- WHAT TO WORK ON: Each line below has to be set down again exactly.

◇ ◇ ◇

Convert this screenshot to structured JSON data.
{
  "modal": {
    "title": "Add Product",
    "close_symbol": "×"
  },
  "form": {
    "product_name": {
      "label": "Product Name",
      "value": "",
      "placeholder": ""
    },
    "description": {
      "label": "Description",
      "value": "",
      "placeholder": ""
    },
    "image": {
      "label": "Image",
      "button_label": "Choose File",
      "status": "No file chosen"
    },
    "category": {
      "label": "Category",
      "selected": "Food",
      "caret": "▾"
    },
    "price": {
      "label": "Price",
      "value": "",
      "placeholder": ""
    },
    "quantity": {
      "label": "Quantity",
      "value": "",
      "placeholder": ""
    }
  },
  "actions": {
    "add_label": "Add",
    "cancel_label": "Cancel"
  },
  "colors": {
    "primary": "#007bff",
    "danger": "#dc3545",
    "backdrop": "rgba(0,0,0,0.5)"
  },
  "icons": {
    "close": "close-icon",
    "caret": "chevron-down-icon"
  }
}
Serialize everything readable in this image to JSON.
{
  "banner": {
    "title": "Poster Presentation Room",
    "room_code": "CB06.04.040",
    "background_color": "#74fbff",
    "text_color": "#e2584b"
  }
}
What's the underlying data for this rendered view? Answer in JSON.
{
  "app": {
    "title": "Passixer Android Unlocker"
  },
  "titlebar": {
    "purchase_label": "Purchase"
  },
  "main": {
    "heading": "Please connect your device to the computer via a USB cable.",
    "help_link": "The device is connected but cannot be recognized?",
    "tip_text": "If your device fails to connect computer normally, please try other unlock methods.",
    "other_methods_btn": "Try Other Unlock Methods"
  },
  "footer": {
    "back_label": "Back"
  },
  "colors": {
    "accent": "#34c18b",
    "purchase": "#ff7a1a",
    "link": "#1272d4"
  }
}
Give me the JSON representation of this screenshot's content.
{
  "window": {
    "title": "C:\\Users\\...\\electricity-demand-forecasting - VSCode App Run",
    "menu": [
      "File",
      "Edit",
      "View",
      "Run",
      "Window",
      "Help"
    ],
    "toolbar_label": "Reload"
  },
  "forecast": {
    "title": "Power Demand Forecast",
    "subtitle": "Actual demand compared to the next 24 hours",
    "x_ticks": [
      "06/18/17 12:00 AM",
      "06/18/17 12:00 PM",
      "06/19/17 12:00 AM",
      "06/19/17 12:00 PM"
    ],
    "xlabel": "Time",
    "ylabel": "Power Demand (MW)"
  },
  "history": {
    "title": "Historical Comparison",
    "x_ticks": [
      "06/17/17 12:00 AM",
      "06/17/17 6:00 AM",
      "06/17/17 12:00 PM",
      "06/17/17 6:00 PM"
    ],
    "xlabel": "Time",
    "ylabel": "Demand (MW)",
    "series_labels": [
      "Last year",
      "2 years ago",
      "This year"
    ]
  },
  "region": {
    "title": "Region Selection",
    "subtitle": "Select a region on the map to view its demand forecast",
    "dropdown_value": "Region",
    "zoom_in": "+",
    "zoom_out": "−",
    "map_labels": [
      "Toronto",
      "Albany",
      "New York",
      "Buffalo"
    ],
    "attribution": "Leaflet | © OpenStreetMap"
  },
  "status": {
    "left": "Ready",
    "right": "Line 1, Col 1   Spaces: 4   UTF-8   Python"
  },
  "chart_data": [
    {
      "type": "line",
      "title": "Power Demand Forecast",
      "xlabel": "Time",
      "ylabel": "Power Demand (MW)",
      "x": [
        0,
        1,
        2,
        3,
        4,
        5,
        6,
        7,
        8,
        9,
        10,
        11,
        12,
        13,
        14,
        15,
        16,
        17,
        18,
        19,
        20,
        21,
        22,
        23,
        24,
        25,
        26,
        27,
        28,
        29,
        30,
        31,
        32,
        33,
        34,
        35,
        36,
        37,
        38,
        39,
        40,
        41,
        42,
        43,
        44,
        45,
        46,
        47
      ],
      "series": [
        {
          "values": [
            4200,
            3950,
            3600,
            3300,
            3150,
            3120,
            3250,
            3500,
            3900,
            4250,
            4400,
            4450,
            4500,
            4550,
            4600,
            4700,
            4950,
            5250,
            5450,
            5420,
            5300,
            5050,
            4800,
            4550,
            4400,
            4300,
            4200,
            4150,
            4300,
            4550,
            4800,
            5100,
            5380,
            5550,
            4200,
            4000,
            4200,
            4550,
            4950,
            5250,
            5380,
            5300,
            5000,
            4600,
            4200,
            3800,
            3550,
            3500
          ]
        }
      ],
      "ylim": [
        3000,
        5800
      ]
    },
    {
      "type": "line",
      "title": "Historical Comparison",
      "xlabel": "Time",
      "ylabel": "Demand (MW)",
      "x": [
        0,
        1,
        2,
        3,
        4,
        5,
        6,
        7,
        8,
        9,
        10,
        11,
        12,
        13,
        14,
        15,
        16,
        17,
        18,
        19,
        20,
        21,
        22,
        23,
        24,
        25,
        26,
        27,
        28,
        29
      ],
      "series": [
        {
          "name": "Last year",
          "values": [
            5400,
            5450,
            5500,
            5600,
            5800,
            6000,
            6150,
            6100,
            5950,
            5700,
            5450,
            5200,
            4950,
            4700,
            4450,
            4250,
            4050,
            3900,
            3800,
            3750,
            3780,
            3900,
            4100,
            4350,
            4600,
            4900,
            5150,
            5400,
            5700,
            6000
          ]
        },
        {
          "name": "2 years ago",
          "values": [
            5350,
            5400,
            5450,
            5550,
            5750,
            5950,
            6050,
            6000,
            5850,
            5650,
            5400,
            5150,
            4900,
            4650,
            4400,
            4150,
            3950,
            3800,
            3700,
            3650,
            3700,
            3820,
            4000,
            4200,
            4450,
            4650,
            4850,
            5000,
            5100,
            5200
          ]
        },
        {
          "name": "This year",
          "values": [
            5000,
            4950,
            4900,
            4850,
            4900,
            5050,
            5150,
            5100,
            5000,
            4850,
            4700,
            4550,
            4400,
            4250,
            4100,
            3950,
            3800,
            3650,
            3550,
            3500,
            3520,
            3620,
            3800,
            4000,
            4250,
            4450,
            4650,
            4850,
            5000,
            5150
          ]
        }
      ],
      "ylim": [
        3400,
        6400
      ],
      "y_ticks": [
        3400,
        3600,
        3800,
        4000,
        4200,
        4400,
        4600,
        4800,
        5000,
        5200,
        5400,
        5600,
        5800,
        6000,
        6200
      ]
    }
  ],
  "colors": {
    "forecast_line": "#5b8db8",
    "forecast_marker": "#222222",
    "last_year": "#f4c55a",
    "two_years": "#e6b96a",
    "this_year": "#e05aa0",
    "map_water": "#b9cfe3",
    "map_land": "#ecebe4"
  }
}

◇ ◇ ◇

- YOUR SOLUTION:
Convert this screenshot to structured JSON data.
{
  "modal": {
    "title": "Add Product",
    "close_symbol": "×"
  },
  "form": {
    "product_name": {
      "label": "Product Name",
      "value": "",
      "placeholder": ""
    },
    "description": {
      "label": "Description",
      "value": "",
      "placeholder": ""
    },
    "image": {
      "label": "Image",
      "button_label": "Choose File",
      "status": "No file chosen"
    },
    "category": {
      "label": "Category",
      "selected": "Food",
      "caret": "▾"
    },
    "price": {
      "label": "Price",
      "value": "",
      "placeholder": ""
    },
    "quantity": {
      "label": "Quantity",
      "value": "",
      "placeholder": ""
    }
  },
  "actions": {
    "add_label": "Add",
    "cancel_label": "Cancel"
  },
  "colors": {
    "primary": "#007bff",
    "danger": "#dc3545",
    "backdrop": "rgba(0,0,0,0.5)"
  },
  "icons": {
    "close": "close-icon",
    "caret": "chevron-down-icon"
  }
}
Serialize everything readable in this image to JSON.
{
  "banner": {
    "title": "Poster Presentation Room",
    "room_code": "CB06.04.040",
    "background_color": "#74fbff",
    "text_color": "#e2584b"
  }
}
What's the underlying data for this rendered view? Answer in JSON.
{
  "app": {
    "title": "Passixer Android Unlocker"
  },
  "titlebar": {
    "purchase_label": "Purchase"
  },
  "main": {
    "heading": "Please connect your device to the computer via a USB cable.",
    "help_link": "The device is connected but cannot be recognized?",
    "tip_text": "If your device fails to connect computer normally, please try other unlock methods.",
    "other_methods_btn": "Try Other Unlock Methods"
  },
  "footer": {
    "back_label": "Back"
  },
  "colors": {
    "accent": "#34c18b",
    "purchase": "#ff7a1a",
    "link": "#1272d4"
  }
}
Give me the JSON representation of this screenshot's content.
{
  "window": {
    "title": "C:\\Users\\...\\electricity-demand-forecasting - VSCode App Run",
    "menu": [
      "File",
      "Edit",
      "View",
      "Run",
      "Window",
      "Help"
    ],
    "toolbar_label": "Reload"
  },
  "forecast": {
    "title": "Power Demand Forecast",
    "subtitle": "Actual demand compared to the next 24 hours",
    "x_ticks": [
      "06/18/17 12:00 AM",
      "06/18/17 12:00 PM",
      "06/19/17 12:00 AM",
      "06/19/17 12:00 PM"
    ],
    "xlabel": "Time",
    "ylabel": "Power Demand (MW)"
  },
  "history": {
    "title": "Historical Comparison",
    "x_ticks": [
      "06/17/17 12:00 AM",
      "06/17/17 6:00 AM",
      "06/17/17 12:00 PM",
      "06/17/17 6:00 PM"
    ],
    "xlabel": "Time",
    "ylabel": "Demand (MW)",
    "series_labels": [
      "Last year",
      "2 years ago",
      "This year"
    ]
  },
  "region": {
    "title": "Region Selection",
    "subtitle": "Select a region on the map to view its demand forecast",
    "dropdown_value": "Region",
    "zoom_in": "+",
    "zoom_out": "−",
    "map_labels": [
      "Toronto",
      "Albany",
      "New York",
      "Buffalo"
    ],
    "attribution": "Leaflet | © OpenStreetMap"
  },
  "status": {
    "left": "Ready",
    "right": "Line 1, Col 1   Spaces: 4   UTF-8   Python"
  },
  "chart_data": [
    {
      "type": "line",
      "title": "Power Demand Forecast",
      "xlabel": "Time",
      "ylabel": "Power Demand (MW)",
      "x": [
        0,
        1,
        2,
        3,
        4,
        5,
        6,
        7,
        8,
        9,
        10,
        11,
        12,
        13,
        14,
        15,
        16,
        17,
        18,
        19,
        20,
        21,
        22,
        23,
        24,
        25,
        26,
        27,
        28,
        29,
        30,
        31,
        32,
        33,
        34,
        35,
        36,
        37,
        38,
        39,
        40,
        41,
        42,
        43,
        44,
        45,
        46,
        47
      ],
      "series": [
        {
          "values": [
            4200,
            3950,
            3600,
            3300,
            3150,
            3120,
            3250,
            3500,
            3900,
            4250,
            4400,
            4450,
            4500,
            4550,
            4600,
            4700,
            4950,
            5250,
            5450,
            5420,
            5300,
            5050,
            4800,
            4550,
            4400,
            4300,
            4200,
            4150,
            4300,
            4550,
            4800,
            5100,
            5380,
            5550,
            4200,
            4000,
            4200,
            4550,
            4950,
            5250,
            5380,
            5300,
            5000,
            4600,
            4200,
            3800,
            3550,
            3500
          ]
        }
      ],
      "ylim": [
        3000,
        5800
      ]
    },
    {
      "type": "line",
      "title": "Historical Comparison",
      "xlabel": "Time",
      "ylabel": "Demand (MW)",
      "x": [
        0,
        1,
        2,
        3,
        4,
        5,
        6,
        7,
        8,
        9,
        10,
        11,
        12,
        13,
        14,
        15,
        16,
        17,
        18,
        19,
        20,
        21,
        22,
        23,
        24,
        25,
        26,
        27,
        28,
        29
      ],
      "series": [
        {
          "name": "Last year",
          "values": [
            5400,
            5450,
            5500,
            5600,
            5800,
            6000,
            6150,
            6100,
            5950,
            5700,
            5450,
            5200,
            4950,
            4700,
            4450,
            4250,
            4050,
            3900,
            3800,
            3750,
            3780,
            3900,
            4100,
            4350,
            4600,
            4900,
            5150,
            5400,
            5700,
            6000
          ]
        },
        {
          "name": "2 years ago",
          "values": [
            5350,
            5400,
            5450,
            5550,
            5750,
            5950,
            6050,
            6000,
            5850,
            5650,
            5400,
            5150,
            4900,
            4650,
            4400,
            4150,
            3950,
            3800,
            3700,
            3650,
            3700,
            3820,
            4000,
            4200,
            4450,
            4650,
            4850,
            5000,
            5100,
            5200
          ]
        },
        {
          "name": "This year",
          "values": [
            5000,
            4950,
            4900,
            4850,
            4900,
            5050,
            5150,
            5100,
            5000,
            4850,
            4700,
            4550,
            4400,
            4250,
            4100,
            3950,
            3800,
            3650,
            3550,
            3500,
            3520,
            3620,
            3800,
            4000,
            4250,
            4450,
            4650,
            4850,
            5000,
            5150
          ]
        }
      ],
      "ylim": [
        3400,
        6400
      ],
      "y_ticks": [
        3400,
        3600,
        3800,
        4000,
        4200,
        4400,
        4600,
        4800,
        5000,
        5200,
        5400,
        5600,
        5800,
        6000,
        6200
      ]
    }
  ],
  "colors": {
    "forecast_line": "#5b8db8",
    "forecast_marker": "#222222",
    "last_year": "#f4c55a",
    "two_years": "#e6b96a",
    "this_year": "#e05aa0",
    "map_water": "#b9cfe3",
    "map_land": "#ecebe4"
  }
}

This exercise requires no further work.